• **The task**:
Return every line of the data below word for word, including the punctuation.

-----

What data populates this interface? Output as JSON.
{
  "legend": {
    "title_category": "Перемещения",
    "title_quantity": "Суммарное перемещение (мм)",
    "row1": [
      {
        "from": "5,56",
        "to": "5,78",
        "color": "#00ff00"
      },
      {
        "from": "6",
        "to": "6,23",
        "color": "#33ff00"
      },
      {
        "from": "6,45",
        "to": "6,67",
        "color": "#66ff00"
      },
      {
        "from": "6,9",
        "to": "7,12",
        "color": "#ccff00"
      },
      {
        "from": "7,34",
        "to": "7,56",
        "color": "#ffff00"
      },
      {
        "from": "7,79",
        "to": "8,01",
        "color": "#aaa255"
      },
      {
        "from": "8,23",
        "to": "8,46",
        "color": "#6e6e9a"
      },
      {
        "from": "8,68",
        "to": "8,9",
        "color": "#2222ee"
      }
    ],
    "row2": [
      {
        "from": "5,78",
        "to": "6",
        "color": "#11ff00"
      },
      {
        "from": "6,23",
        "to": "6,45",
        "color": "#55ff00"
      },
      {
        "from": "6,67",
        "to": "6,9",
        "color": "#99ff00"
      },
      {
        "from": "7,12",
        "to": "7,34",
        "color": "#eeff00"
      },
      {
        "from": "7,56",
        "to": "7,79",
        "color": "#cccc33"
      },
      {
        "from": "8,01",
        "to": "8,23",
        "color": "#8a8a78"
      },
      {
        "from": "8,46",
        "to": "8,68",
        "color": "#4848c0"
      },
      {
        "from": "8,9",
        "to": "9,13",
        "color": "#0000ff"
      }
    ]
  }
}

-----

• **Reply to the task**:
What data populates this interface? Output as JSON.
{
  "legend": {
    "title_category": "Перемещения",
    "title_quantity": "Суммарное перемещение (мм)",
    "row1": [
      {
        "from": "5,56",
        "to": "5,78",
        "color": "#00ff00"
      },
      {
        "from": "6",
        "to": "6,23",
        "color": "#33ff00"
      },
      {
        "from": "6,45",
        "to": "6,67",
        "color": "#66ff00"
      },
      {
        "from": "6,9",
        "to": "7,12",
        "color": "#ccff00"
      },
      {
        "from": "7,34",
        "to": "7,56",
        "color": "#ffff00"
      },
      {
        "from": "7,79",
        "to": "8,01",
        "color": "#aaa255"
      },
      {
        "from": "8,23",
        "to": "8,46",
        "color": "#6e6e9a"
      },
      {
        "from": "8,68",
        "to": "8,9",
        "color": "#2222ee"
      }
    ],
    "row2": [
      {
        "from": "5,78",
        "to": "6",
        "color": "#11ff00"
      },
      {
        "from": "6,23",
        "to": "6,45",
        "color": "#55ff00"
      },
      {
        "from": "6,67",
        "to": "6,9",
        "color": "#99ff00"
      },
      {
        "from": "7,12",
        "to": "7,34",
        "color": "#eeff00"
      },
      {
        "from": "7,56",
        "to": "7,79",
        "color": "#cccc33"
      },
      {
        "from": "8,01",
        "to": "8,23",
        "color": "#8a8a78"
      },
      {
        "from": "8,46",
        "to": "8,68",
        "color": "#4848c0"
      },
      {
        "from": "8,9",
        "to": "9,13",
        "color": "#0000ff"
      }
    ]
  }
}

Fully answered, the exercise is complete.